In a practical effort to ensure the highest hygiene standards are maintained, the United Nations Children’s Fund (UNICEF) formally handed 50 sanitation buckets to the City of Windhoek last week.
The buckets will be distributed among vendors at trading markets as part of maintaining the highest level of hygiene.
The acting UNICEF country representative Marcus Betts said at an event held at the Khomasdal open market that food vending is common in cities and neighbourhoods but there is concern that this causes a strain on basic services such as water and sanitation. “Many challenges confront the food vending industry in Namibia,” noted Betts.
“Food preparation can all too easily be done in unclean and unhygienic ways, and serving and storage facilities may sometimes not be sanitary while the food vendors themselves often neglect to practise hand washing diligently,” Betts remarked.

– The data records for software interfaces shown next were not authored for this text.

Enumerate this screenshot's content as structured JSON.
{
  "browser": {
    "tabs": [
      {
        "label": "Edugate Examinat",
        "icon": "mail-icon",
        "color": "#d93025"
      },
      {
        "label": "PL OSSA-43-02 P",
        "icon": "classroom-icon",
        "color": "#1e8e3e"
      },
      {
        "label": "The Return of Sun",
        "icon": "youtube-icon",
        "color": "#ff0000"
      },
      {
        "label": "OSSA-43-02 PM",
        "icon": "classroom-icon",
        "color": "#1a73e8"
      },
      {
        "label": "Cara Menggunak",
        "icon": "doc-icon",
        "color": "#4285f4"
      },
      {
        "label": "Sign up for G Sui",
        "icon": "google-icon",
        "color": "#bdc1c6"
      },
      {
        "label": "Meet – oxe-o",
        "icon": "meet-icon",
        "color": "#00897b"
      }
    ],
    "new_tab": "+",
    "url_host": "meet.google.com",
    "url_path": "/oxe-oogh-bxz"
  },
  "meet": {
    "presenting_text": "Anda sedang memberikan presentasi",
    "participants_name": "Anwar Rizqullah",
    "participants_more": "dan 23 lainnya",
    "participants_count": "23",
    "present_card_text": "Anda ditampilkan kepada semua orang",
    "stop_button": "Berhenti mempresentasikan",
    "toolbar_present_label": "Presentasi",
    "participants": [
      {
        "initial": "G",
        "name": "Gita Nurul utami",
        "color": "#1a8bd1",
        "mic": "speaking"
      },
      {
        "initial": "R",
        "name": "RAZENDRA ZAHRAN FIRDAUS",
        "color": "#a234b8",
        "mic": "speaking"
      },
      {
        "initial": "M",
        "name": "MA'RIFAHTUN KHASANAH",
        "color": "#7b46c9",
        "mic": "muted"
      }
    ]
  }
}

He added that eating unsafe food could easily affect the stomach and intestines leading to typhoid, food poisoning, urinary tract infections, pneumonia and different diarrheal diseases.
Making reference to the cholera outbreak in 2013 and 2014 which claimed 20 lives from the reported 600 cases, Betts said the limited access to good sanitation infrastructure as well as open air food vending and unhygienic handling of food have been identified as some of the reasons why cholera was able to spread.
“Research tells that diarrheal diseases contribute hugely to malnutrition and deaths of children under five years,” said Betts. Furthermore, Betts said hand washing with soap or ash can reduce the risk of diarrhea by up to 47 percent, according to research.
“It is now befitting that these market areas now have added resources to ensure that food vendors and the consumers are able to wash their hands before handling food. Improved safety of food can be achieved through this basic, economical and easy practice of hand washing with soap,” said Betts.
In addition, he said, 27 food vendors who formally had no formal training in food hygiene and safety were trained by the City of Windhoek and UNICEF.
City of Windhoek mayor Muesee Kazapua who received the buckets on behalf of the vendors said the City of Windhoek has to date constructed 16 markets in strategically located sites in Windhoek. The mayor also requested the vendors to take care of the buckets.